The Journal hasn't yet posted the full video interview with Narayen but a live blog of the interview posted on the Journal contains some comments sure to raise the eyebrows of Mac and iPhone users. In regard to Apple's assertion that Flash is prone to crashes on the Mac, Narayen places the fault on something "to do with the Mac operating system." He also blasted complaints about Flash's effect on battery life as "patently false," adding that "for every one of these accusations made, there is proprietary lock-in" preventing Adobe from addressing any issues.
While praising the iPad as "a good first-generation device," Narayen predicted "tremendous innovation" coming from a variety of tablets. Adobe is involved with "dozens" of tablet projects, according to the Journal's blog of Narayen's comments.

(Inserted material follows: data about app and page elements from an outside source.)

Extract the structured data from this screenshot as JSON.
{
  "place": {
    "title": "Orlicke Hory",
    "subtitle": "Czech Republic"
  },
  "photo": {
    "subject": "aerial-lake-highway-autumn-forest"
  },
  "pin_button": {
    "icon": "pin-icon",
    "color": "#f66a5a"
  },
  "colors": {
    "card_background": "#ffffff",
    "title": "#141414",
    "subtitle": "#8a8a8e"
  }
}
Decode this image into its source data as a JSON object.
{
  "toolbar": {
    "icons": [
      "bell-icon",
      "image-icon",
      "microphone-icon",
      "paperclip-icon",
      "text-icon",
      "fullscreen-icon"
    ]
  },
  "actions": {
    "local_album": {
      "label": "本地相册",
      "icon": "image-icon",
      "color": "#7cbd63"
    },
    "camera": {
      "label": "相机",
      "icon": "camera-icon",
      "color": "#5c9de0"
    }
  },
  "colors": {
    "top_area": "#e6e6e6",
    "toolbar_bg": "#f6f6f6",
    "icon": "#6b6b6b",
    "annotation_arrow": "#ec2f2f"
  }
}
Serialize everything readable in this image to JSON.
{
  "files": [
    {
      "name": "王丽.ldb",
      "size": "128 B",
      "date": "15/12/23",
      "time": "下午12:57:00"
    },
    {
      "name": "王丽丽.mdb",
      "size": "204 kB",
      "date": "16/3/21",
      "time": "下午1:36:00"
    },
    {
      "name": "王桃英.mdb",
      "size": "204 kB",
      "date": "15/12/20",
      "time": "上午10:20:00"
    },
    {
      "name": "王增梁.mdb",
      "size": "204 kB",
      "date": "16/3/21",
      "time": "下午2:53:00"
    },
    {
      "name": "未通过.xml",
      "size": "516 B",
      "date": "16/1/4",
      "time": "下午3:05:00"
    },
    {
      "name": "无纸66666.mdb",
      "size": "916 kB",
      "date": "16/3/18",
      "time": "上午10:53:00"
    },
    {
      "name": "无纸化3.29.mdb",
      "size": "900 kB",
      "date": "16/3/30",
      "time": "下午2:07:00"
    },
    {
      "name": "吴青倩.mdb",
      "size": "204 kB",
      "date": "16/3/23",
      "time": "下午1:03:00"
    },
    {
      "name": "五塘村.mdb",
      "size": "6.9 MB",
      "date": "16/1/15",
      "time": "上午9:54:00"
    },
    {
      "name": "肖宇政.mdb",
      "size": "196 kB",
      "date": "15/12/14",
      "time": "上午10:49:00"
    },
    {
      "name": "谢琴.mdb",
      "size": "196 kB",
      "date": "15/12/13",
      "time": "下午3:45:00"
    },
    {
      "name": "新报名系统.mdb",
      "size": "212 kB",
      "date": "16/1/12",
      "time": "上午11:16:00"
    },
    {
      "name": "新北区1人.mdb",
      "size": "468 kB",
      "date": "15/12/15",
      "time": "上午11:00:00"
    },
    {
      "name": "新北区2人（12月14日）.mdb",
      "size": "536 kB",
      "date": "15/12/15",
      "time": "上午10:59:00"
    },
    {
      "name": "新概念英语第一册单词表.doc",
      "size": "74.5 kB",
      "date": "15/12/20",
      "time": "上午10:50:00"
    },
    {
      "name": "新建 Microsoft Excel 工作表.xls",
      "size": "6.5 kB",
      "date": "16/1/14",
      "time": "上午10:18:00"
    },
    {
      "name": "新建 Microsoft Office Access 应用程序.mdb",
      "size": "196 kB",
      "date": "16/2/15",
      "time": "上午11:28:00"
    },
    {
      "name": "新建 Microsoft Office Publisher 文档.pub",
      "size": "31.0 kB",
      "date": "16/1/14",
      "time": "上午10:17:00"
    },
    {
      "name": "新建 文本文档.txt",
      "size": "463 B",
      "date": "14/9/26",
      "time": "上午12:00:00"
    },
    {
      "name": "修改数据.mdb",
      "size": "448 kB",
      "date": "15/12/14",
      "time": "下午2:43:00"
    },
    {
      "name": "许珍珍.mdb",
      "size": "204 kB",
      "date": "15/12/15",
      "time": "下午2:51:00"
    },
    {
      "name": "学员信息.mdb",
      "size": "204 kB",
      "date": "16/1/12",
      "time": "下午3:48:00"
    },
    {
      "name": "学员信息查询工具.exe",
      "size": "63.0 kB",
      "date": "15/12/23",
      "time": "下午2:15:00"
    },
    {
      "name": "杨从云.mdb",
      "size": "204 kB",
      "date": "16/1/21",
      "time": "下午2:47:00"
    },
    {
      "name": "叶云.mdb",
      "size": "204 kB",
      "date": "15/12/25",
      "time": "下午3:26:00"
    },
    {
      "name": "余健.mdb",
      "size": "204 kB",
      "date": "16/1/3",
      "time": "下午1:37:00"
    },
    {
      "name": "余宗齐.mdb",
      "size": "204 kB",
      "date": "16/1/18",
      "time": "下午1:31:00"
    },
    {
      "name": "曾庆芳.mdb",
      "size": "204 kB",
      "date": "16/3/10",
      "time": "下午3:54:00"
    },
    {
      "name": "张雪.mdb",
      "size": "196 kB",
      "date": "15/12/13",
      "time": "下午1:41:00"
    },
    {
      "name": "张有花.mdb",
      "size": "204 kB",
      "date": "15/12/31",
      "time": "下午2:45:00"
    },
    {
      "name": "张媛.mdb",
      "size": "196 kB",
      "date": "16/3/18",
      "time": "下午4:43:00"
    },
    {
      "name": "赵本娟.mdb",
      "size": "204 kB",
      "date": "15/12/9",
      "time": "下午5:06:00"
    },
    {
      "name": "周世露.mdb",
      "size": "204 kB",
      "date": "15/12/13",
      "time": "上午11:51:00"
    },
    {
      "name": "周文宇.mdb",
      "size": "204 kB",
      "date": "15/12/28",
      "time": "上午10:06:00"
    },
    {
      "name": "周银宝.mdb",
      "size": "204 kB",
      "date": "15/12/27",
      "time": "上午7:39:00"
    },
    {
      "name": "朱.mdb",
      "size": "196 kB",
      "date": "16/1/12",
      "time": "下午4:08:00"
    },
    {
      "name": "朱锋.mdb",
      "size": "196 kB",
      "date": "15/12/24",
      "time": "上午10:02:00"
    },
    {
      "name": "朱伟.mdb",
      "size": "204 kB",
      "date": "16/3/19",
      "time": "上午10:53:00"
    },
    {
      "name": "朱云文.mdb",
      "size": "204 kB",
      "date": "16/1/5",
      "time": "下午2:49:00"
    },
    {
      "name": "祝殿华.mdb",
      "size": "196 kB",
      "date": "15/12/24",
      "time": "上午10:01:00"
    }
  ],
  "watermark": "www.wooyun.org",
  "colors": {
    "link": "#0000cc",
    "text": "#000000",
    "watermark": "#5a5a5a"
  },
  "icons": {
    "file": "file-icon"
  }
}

it's hard to see where the Flash debate goes from here. Jobs's letter effectively closes the door from Apple's perspective. And Adobe has already said it won't invest in the Flash-to-iPhone development features in future versions of Flash. It appears that Thursday's war of words is nothing more than the two companies making their case as to who's to blame for the standoff, which each pointing a finger in the other's direction.